The people of the Delta are above all resourceful, funny, hospitable and astonishing cooks
In the pre-outboard engine days of fishing, fishermen would form brigades that undertook expeditions lasting weeks. In the wooden caiuc blacked with tar they would set off for fishing grounds far from the village. Anywhere you went from Sfântu Gheorghe you would be rowing against the current, so traveling light was the clever thing to do. Each member of the brigade would therefore bring the bare minimum to survive the trip, and this in practice amounted to what was available in the village and wouldn’t spoil on the way: potatoes, peppers and onions. A preserve made from a couple of tomatoes was the lone delicacy worth bringing on board.

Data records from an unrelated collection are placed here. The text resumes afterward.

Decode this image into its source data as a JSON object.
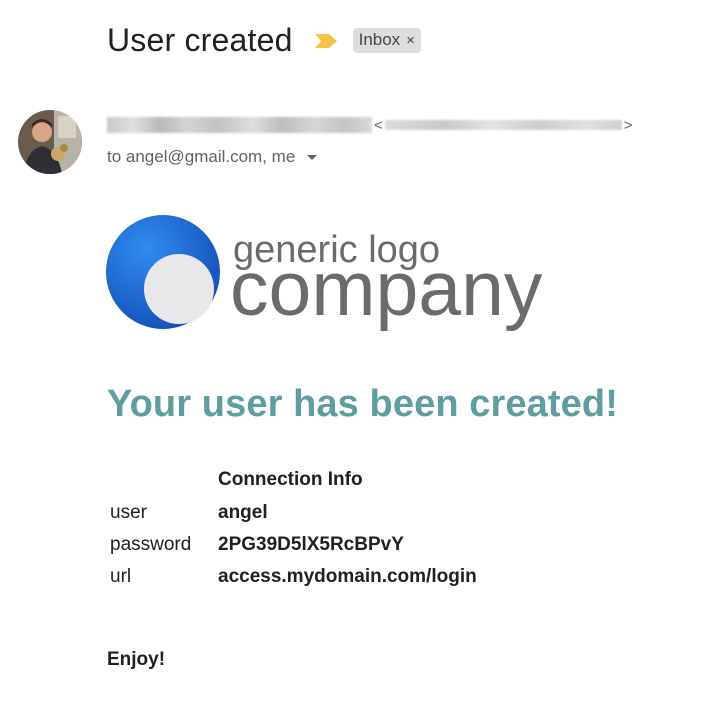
{
  "email": {
    "subject": "User created",
    "label": "Inbox",
    "label_remove_symbol": "×",
    "sender_open_bracket": "<",
    "sender_close_bracket": ">",
    "recipients": "to angel@gmail.com, me"
  },
  "logo": {
    "line1": "generic logo",
    "line2": "company"
  },
  "body": {
    "headline": "Your user has been created!",
    "connection_heading": "Connection Info",
    "rows": [
      {
        "key": "user",
        "value": "angel"
      },
      {
        "key": "password",
        "value": "2PG39D5lX5RcBPvY"
      },
      {
        "key": "url",
        "value": "access.mydomain.com/login"
      }
    ],
    "closing": "Enjoy!"
  },
  "colors": {
    "headline": "#5f9ea0",
    "importance_marker": "#f6c344",
    "logo_blue": "#1e6fd9",
    "logo_text": "#6b6b6b"
  },
  "icons": {
    "importance": "importance-marker-icon",
    "label_remove": "close-icon",
    "details": "chevron-down-icon"
  }
}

With these provisions, and the catch from each day, the fishermen would feed themselves along the way. The culinary ingenuity of the Delta people is there to taste in this fish soup. The fishermen could have simply grilled their fish every day, but the soup had several important advantages. Made in a huge cauldron over an open fire, it warmed people up after a day of work. To this day, it is served in two rounds. First, the fish is eaten. Then, the broth. This effectively means that, away from home and with minimal provisions, the fisherman would enjoy a two-course meal. Though there is no need to keep making the soup this way today, it is still respected and eaten in the same fashion. And God help anyone who dares to add carrots.